From what we know of history’s lasting effects, it’s difficult to imagine that the influences of the Roman Empire will ever truly be lost. The concept of a system of checks and balances–a legislative, executive, and judicial branch in America–was directly taken from Rome’s system, which itself eventually failed to function as intended. When Rome fell to the west, the Byzantine Empire succeeded it as the Eastern Roman Empire. It eventually fell to the Ottomon Empire. It might surprise people to know that there was another attempt at resurrecting the Roman Empire. What and where was Third Rome, and who conceived such an undertaking?
Constantinople, the capital of the Byzantine Empire, fell to the Ottomans on May 29 of 1453. It didn’t take long for someone to claim credit for inheriting the legacy. Some members of the church decided that Moscow was as good a place as any, and so the seeds that would grow into a short-lived Third Rome were sown. These events weren’t surprising. Rome’s past can be seen anywhere you look. Buildings constructed during ancient times still stand, and were replicated everywhere, especially in places like New York City or Washington D.C.
The Russian claim was contested by the Ottomans who had taken the Eastern Roman Empire for their own. It was as if brothers were fighting for their claim as heirs. Only one could win the right. The claim of Mehmed II wasn’t recognized by the Roman Catholic Church that still had great influence (and does to this day) in the west. Additional claims were made by the Greeks, Bulgarians, Serbians, Germans, French, and Italians.
The Russian Empire used a double-headed eagle for its symbolic coat of arms. When the Russian Empire died, so too did its claim for Third Rome. It shouldn’t be surprising that Italy was a key contender, since that’s where it all began. Even so, it wasn’t meant to last. Benito Mussolini referred to his hold over Italy as Third Rome. The concept still persists.

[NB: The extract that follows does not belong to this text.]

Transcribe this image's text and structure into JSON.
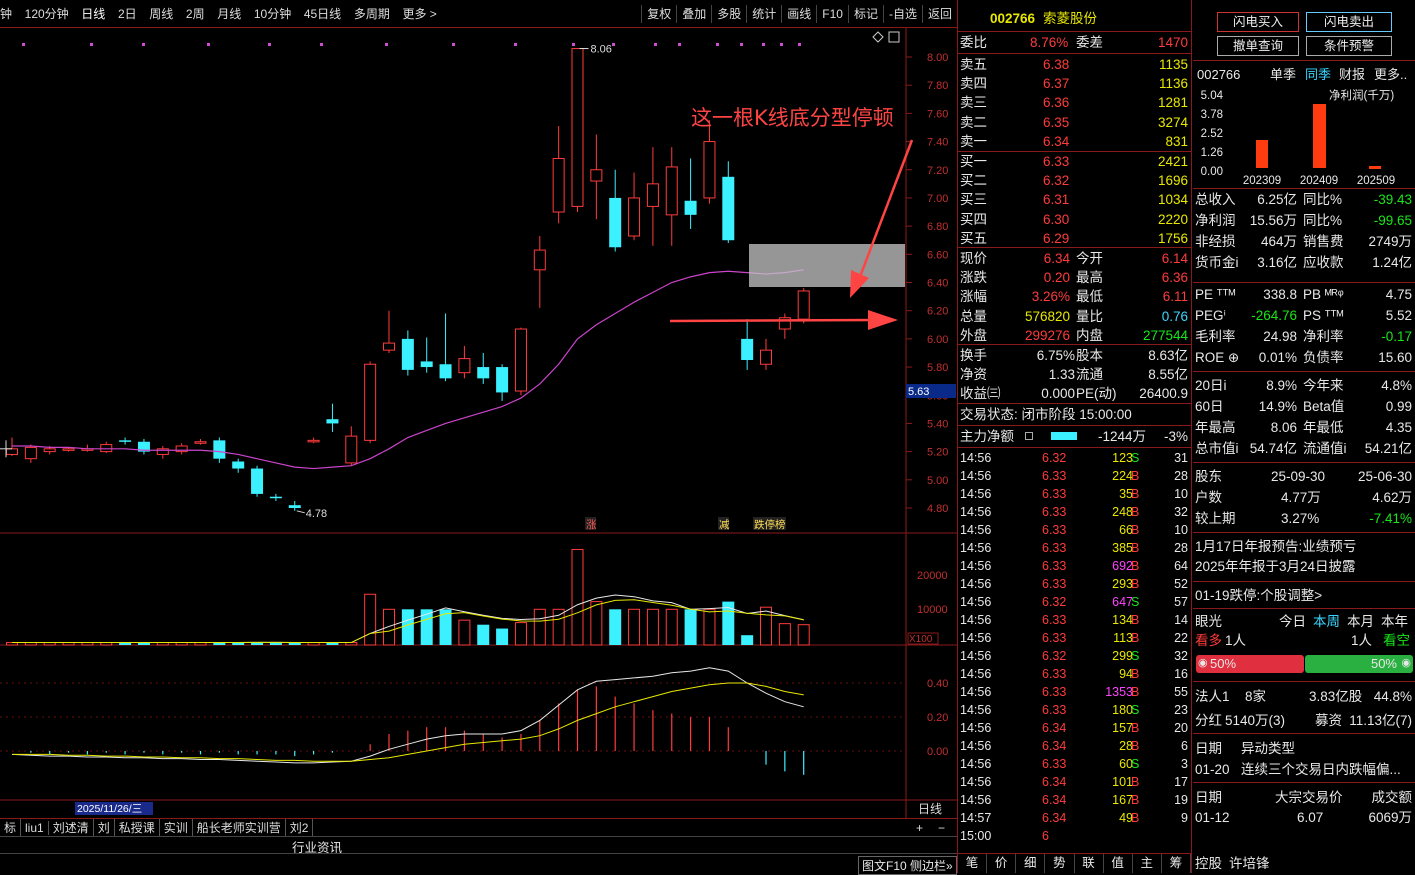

In reality, no Third Rome exists, and perhaps it never will. Many leaders have tried to use the concept to their own benefit, none succeeding. Perhaps the legacy is best left to the current European Union. Does it really matter if the legacy was never requested? Probably not. The history, the geographical location, the culture, and the lasting influences of Rome are all theirs. In no part of the world can more Roman influence be experienced than in many parts of the European Union. Today, countries that belong to European Union share a common identity, much as conquered regions of Rome did after they were assimilated into the empire. This is, in principle, Third Rome.